Today at the Chamber of Commerce luncheon, we heard a panel discussion on employee wellness programs, presented by folks who have a vested interest therein: mostly directors of such projects.
It was interesting, particularly as an effort to persuade corporate leadership that employees’ health bears, in ways obvious and subtle, on the bottom line. And the discussion pushed one of my buttons.
Among the strategies the panel presented is a program in which workers are coaxed, by way of a $15/month bonus added to the paycheck, into submitting to tests to determine whether they’ve been smoking tobacco. There are similar thrusts in these programs having to do with diabetes prevention and control, obesity control, and the like. But this one exemplifies most perfectly, to my mind, what is wrong with such Big Mommy schemes. Videlicet:
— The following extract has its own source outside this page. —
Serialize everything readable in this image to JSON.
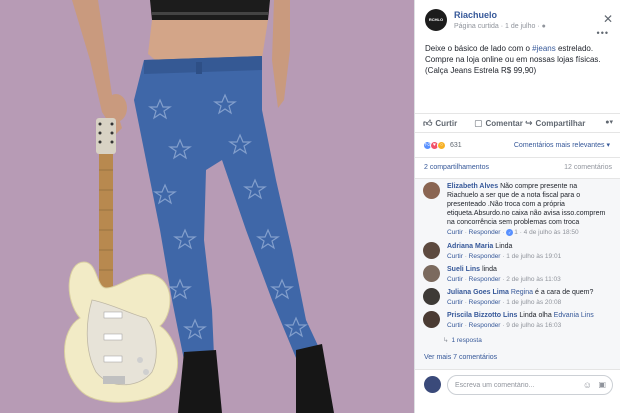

What you choose to do about your health maintenance is none of your employer’s business.
Your health care is between you and your doctor, not between you and your doctor and your department manager and HR.
While I personally do not smoke, chew, or snort tobacco — and no offense, dear nicotine-loving friends, but I fear people who do are a little stupid — the stuff is a legal product available freely all over the country. There’s no law against smoking tobacco. And your employer has absolutely no business telling you that you can’t engage in a lawful activity on your own time, outside of the plant.
And your employer has even less business (we’re in the negative numbers now!) demanding that you submit to a test to confirm your word that you do not smoke. It’s an unwarranted and unacceptable intrusion into your private life.
Whence this anxiety to insert a whole new level of nosiness into our private lives?
The almighty dollar, that’s whence. The hype generated around the so-called “obesity epidemic,” which was recognized as hooey when it first arose and which some inquiring minds still question, represents a vast money-making opportunity. As in billions and trillions of dollars. The very folks who, over today’s lunch, regaled us with the glories of in-house “wellness” programs themselves stand to profit. Whether they work as wage slaves for companies that institute the programs or whether they own businesses contracting to companies to run such programs, they’ll profit.
If we’re all being bribed — or ordered — to take tobacco tests, what will be next?
Alcohol use is one hell of a lot more detrimental to productivity than puffing tobacco on your own time. It really would make more sense to test people, regularly, to determine how many cocktails or glasses of wine they had with dinner the night before.
Sugar: Exceptionally bad for you. Will we all be required to take blood glucose tests on Monday before we sit down to work?
Salt: Worse yet! You don’t even have to be fat for salt to drive up your blood pressure. How’s about we add a blood sodium level while we’re drawing blood for those glucose tests? No more hot dogs and potato chips at those Sunday afternoon football games for you, pal!
Folks. We have got to get a grip on this kind or exploitation. And somehow, someday Americans really need to come back to a basic fact of pre-Facebook, pre-Google, pre-Big Brother life: what’s your business is your business. And no one has any right to demand to poke their corporate nose into it.